- [WHAT THIS TASK INVOLVES] Repeat the records given below in full, with no changes.

(Stored items)
---

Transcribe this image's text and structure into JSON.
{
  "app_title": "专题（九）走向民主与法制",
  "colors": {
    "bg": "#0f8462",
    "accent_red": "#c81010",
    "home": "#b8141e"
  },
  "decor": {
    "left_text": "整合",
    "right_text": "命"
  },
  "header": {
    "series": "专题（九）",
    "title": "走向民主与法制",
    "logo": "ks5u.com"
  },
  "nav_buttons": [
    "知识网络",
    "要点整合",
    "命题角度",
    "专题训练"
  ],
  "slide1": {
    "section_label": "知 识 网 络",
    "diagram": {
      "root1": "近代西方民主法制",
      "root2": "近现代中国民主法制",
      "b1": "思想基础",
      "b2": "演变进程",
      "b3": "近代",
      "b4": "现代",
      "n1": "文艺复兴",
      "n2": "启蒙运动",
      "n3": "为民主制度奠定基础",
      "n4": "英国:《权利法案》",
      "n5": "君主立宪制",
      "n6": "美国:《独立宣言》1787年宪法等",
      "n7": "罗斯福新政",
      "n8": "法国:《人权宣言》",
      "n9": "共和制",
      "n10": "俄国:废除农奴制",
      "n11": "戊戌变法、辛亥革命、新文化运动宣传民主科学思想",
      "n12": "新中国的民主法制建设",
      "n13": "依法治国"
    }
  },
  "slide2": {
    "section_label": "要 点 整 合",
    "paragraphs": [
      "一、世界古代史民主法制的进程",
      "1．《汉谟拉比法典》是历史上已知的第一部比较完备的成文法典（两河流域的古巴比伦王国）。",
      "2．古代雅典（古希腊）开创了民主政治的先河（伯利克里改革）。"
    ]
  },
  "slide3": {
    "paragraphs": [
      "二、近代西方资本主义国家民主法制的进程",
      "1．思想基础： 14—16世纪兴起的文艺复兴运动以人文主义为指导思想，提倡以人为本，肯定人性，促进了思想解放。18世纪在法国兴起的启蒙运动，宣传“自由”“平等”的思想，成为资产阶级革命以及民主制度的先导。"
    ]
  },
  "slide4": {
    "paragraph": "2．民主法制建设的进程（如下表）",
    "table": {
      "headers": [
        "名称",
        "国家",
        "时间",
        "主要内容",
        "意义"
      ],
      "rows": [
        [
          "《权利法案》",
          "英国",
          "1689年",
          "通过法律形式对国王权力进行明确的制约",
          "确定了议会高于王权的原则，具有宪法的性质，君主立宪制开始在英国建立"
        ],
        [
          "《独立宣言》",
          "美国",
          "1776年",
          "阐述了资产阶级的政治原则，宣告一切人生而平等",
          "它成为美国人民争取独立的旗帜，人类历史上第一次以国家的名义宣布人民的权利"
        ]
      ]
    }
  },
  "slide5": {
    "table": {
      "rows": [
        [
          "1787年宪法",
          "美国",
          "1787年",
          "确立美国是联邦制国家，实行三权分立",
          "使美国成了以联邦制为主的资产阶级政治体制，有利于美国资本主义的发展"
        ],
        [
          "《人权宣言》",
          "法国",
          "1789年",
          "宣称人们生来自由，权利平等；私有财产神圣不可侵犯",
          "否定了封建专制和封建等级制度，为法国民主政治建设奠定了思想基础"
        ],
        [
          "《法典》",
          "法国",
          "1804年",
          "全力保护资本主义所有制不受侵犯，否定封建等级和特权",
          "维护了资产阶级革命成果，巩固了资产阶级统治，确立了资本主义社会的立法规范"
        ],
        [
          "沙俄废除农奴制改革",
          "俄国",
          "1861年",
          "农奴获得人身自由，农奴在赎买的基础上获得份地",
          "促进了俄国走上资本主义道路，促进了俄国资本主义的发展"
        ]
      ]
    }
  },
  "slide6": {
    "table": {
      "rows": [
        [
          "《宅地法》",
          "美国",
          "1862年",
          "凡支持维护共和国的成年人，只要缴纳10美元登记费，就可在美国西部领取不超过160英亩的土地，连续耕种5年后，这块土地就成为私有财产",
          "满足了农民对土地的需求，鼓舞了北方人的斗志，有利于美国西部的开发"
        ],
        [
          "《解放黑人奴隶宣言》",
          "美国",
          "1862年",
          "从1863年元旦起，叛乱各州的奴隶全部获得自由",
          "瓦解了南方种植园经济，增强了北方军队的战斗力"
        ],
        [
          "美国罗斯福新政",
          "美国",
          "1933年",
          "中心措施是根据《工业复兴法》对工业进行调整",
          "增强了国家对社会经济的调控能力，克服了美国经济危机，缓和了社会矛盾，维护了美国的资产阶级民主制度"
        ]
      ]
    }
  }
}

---

- [RESPONSE BOX]
Transcribe this image's text and structure into JSON.
{
  "app_title": "专题（九）走向民主与法制",
  "colors": {
    "bg": "#0f8462",
    "accent_red": "#c81010",
    "home": "#b8141e"
  },
  "decor": {
    "left_text": "整合",
    "right_text": "命"
  },
  "header": {
    "series": "专题（九）",
    "title": "走向民主与法制",
    "logo": "ks5u.com"
  },
  "nav_buttons": [
    "知识网络",
    "要点整合",
    "命题角度",
    "专题训练"
  ],
  "slide1": {
    "section_label": "知 识 网 络",
    "diagram": {
      "root1": "近代西方民主法制",
      "root2": "近现代中国民主法制",
      "b1": "思想基础",
      "b2": "演变进程",
      "b3": "近代",
      "b4": "现代",
      "n1": "文艺复兴",
      "n2": "启蒙运动",
      "n3": "为民主制度奠定基础",
      "n4": "英国:《权利法案》",
      "n5": "君主立宪制",
      "n6": "美国:《独立宣言》1787年宪法等",
      "n7": "罗斯福新政",
      "n8": "法国:《人权宣言》",
      "n9": "共和制",
      "n10": "俄国:废除农奴制",
      "n11": "戊戌变法、辛亥革命、新文化运动宣传民主科学思想",
      "n12": "新中国的民主法制建设",
      "n13": "依法治国"
    }
  },
  "slide2": {
    "section_label": "要 点 整 合",
    "paragraphs": [
      "一、世界古代史民主法制的进程",
      "1．《汉谟拉比法典》是历史上已知的第一部比较完备的成文法典（两河流域的古巴比伦王国）。",
      "2．古代雅典（古希腊）开创了民主政治的先河（伯利克里改革）。"
    ]
  },
  "slide3": {
    "paragraphs": [
      "二、近代西方资本主义国家民主法制的进程",
      "1．思想基础： 14—16世纪兴起的文艺复兴运动以人文主义为指导思想，提倡以人为本，肯定人性，促进了思想解放。18世纪在法国兴起的启蒙运动，宣传“自由”“平等”的思想，成为资产阶级革命以及民主制度的先导。"
    ]
  },
  "slide4": {
    "paragraph": "2．民主法制建设的进程（如下表）",
    "table": {
      "headers": [
        "名称",
        "国家",
        "时间",
        "主要内容",
        "意义"
      ],
      "rows": [
        [
          "《权利法案》",
          "英国",
          "1689年",
          "通过法律形式对国王权力进行明确的制约",
          "确定了议会高于王权的原则，具有宪法的性质，君主立宪制开始在英国建立"
        ],
        [
          "《独立宣言》",
          "美国",
          "1776年",
          "阐述了资产阶级的政治原则，宣告一切人生而平等",
          "它成为美国人民争取独立的旗帜，人类历史上第一次以国家的名义宣布人民的权利"
        ]
      ]
    }
  },
  "slide5": {
    "table": {
      "rows": [
        [
          "1787年宪法",
          "美国",
          "1787年",
          "确立美国是联邦制国家，实行三权分立",
          "使美国成了以联邦制为主的资产阶级政治体制，有利于美国资本主义的发展"
        ],
        [
          "《人权宣言》",
          "法国",
          "1789年",
          "宣称人们生来自由，权利平等；私有财产神圣不可侵犯",
          "否定了封建专制和封建等级制度，为法国民主政治建设奠定了思想基础"
        ],
        [
          "《法典》",
          "法国",
          "1804年",
          "全力保护资本主义所有制不受侵犯，否定封建等级和特权",
          "维护了资产阶级革命成果，巩固了资产阶级统治，确立了资本主义社会的立法规范"
        ],
        [
          "沙俄废除农奴制改革",
          "俄国",
          "1861年",
          "农奴获得人身自由，农奴在赎买的基础上获得份地",
          "促进了俄国走上资本主义道路，促进了俄国资本主义的发展"
        ]
      ]
    }
  },
  "slide6": {
    "table": {
      "rows": [
        [
          "《宅地法》",
          "美国",
          "1862年",
          "凡支持维护共和国的成年人，只要缴纳10美元登记费，就可在美国西部领取不超过160英亩的土地，连续耕种5年后，这块土地就成为私有财产",
          "满足了农民对土地的需求，鼓舞了北方人的斗志，有利于美国西部的开发"
        ],
        [
          "《解放黑人奴隶宣言》",
          "美国",
          "1862年",
          "从1863年元旦起，叛乱各州的奴隶全部获得自由",
          "瓦解了南方种植园经济，增强了北方军队的战斗力"
        ],
        [
          "美国罗斯福新政",
          "美国",
          "1933年",
          "中心措施是根据《工业复兴法》对工业进行调整",
          "增强了国家对社会经济的调控能力，克服了美国经济危机，缓和了社会矛盾，维护了美国的资产阶级民主制度"
        ]
      ]
    }
  }
}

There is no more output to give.